[RECORDS Boundary: Start]
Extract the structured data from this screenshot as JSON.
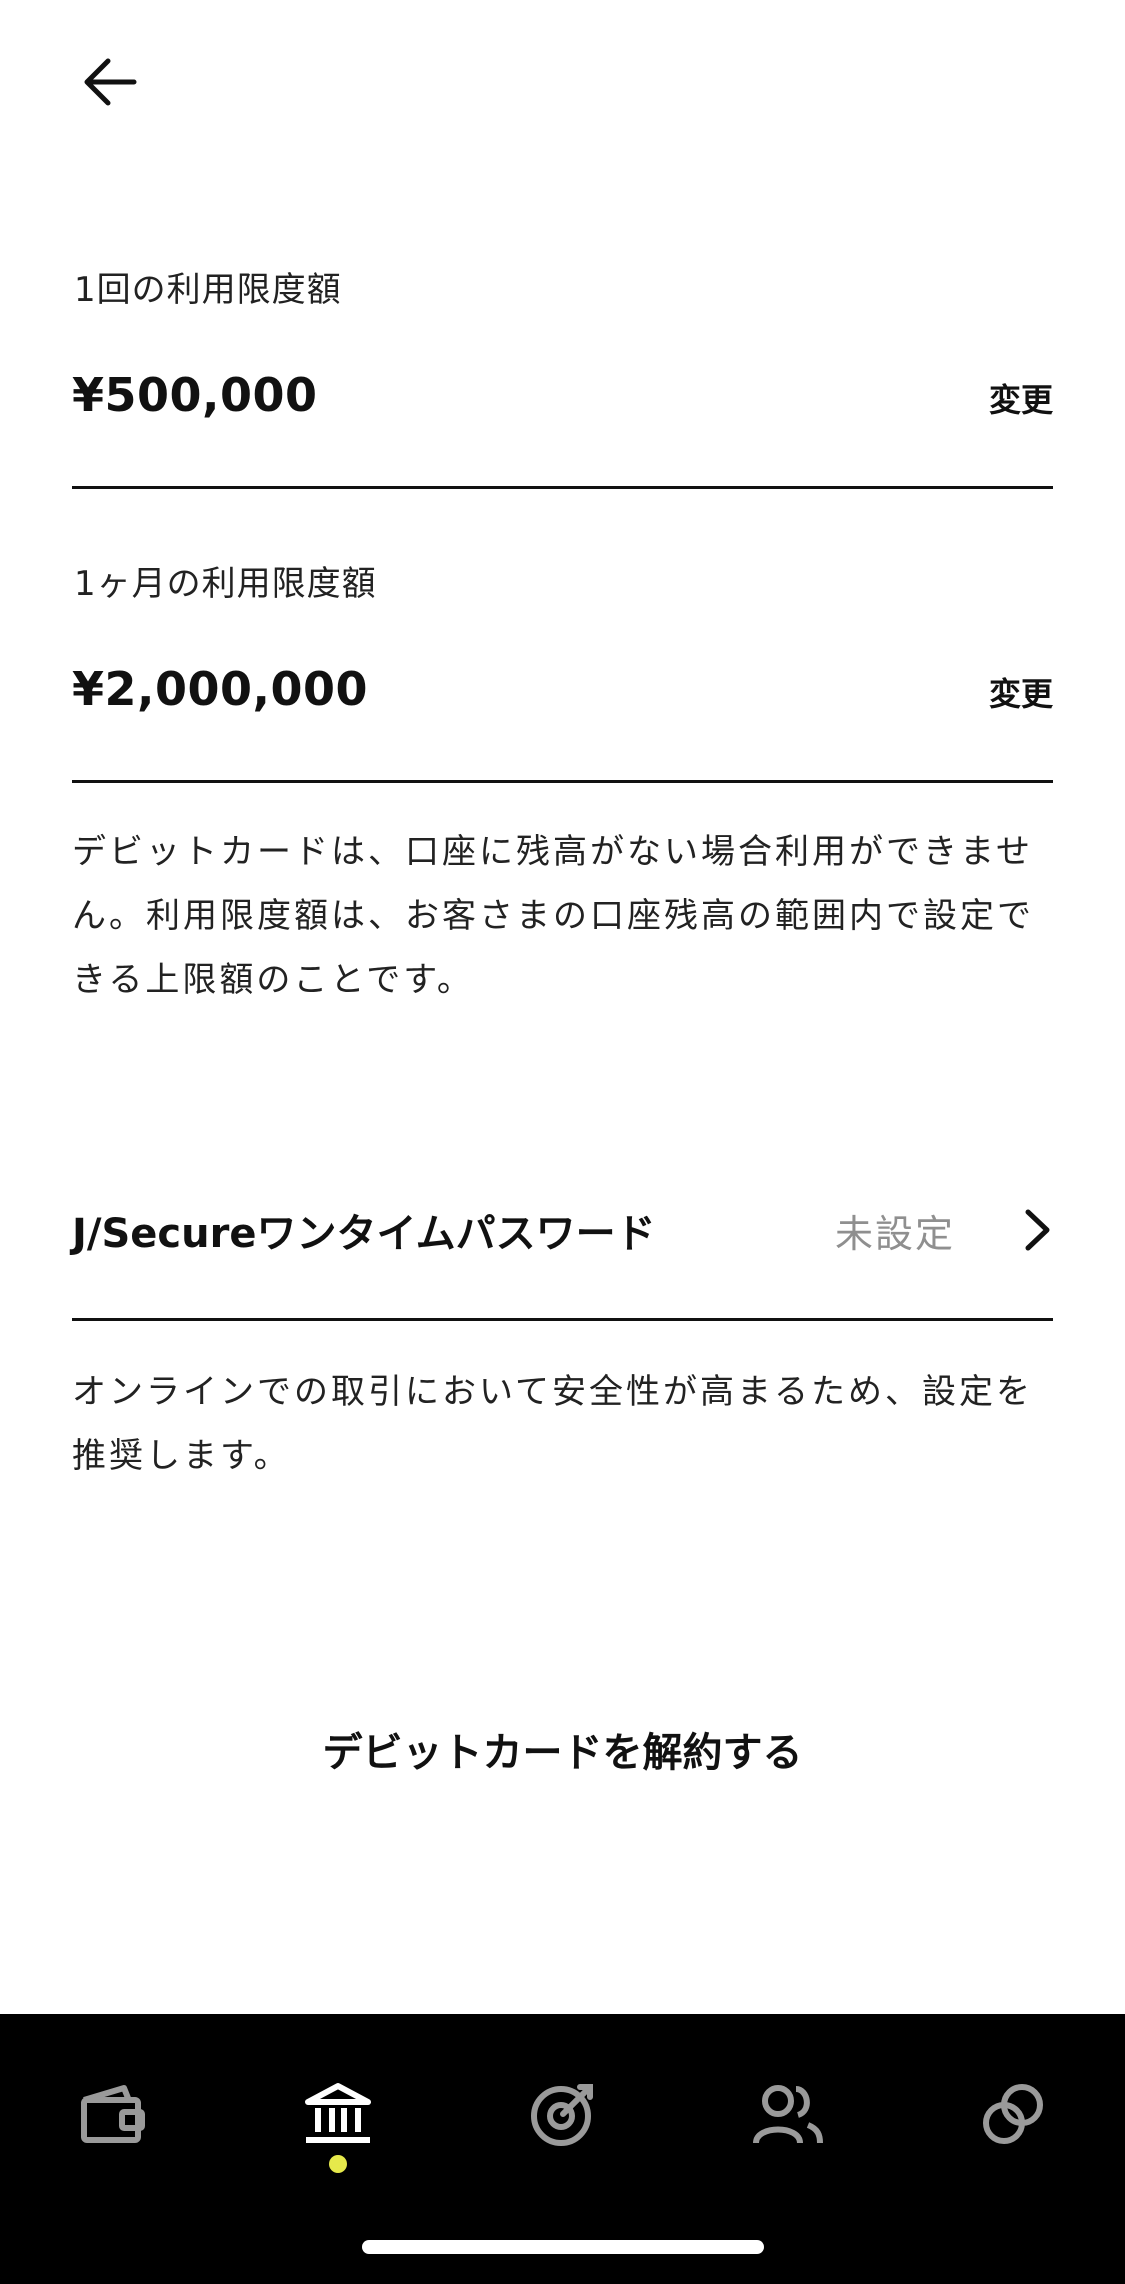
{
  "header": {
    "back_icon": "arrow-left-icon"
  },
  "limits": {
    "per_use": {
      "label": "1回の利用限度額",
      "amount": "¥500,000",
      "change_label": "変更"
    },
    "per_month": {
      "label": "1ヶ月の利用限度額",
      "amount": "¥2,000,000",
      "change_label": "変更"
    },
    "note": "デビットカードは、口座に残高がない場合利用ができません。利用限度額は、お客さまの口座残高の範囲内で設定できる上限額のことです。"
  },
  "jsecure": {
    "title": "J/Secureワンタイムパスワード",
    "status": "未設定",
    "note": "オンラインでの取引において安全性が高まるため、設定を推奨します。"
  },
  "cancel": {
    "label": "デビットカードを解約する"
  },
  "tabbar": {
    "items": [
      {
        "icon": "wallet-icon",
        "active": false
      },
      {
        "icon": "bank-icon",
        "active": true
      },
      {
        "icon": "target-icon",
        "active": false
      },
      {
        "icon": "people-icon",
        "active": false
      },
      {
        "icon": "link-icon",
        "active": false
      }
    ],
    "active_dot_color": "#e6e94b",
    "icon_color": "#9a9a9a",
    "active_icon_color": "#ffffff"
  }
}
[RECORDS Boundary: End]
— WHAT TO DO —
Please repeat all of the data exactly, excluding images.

— FINISHED EXERCISE —
Extract the structured data from this screenshot as JSON.
{
  "header": {
    "back_icon": "arrow-left-icon"
  },
  "limits": {
    "per_use": {
      "label": "1回の利用限度額",
      "amount": "¥500,000",
      "change_label": "変更"
    },
    "per_month": {
      "label": "1ヶ月の利用限度額",
      "amount": "¥2,000,000",
      "change_label": "変更"
    },
    "note": "デビットカードは、口座に残高がない場合利用ができません。利用限度額は、お客さまの口座残高の範囲内で設定できる上限額のことです。"
  },
  "jsecure": {
    "title": "J/Secureワンタイムパスワード",
    "status": "未設定",
    "note": "オンラインでの取引において安全性が高まるため、設定を推奨します。"
  },
  "cancel": {
    "label": "デビットカードを解約する"
  },
  "tabbar": {
    "items": [
      {
        "icon": "wallet-icon",
        "active": false
      },
      {
        "icon": "bank-icon",
        "active": true
      },
      {
        "icon": "target-icon",
        "active": false
      },
      {
        "icon": "people-icon",
        "active": false
      },
      {
        "icon": "link-icon",
        "active": false
      }
    ],
    "active_dot_color": "#e6e94b",
    "icon_color": "#9a9a9a",
    "active_icon_color": "#ffffff"
  }
}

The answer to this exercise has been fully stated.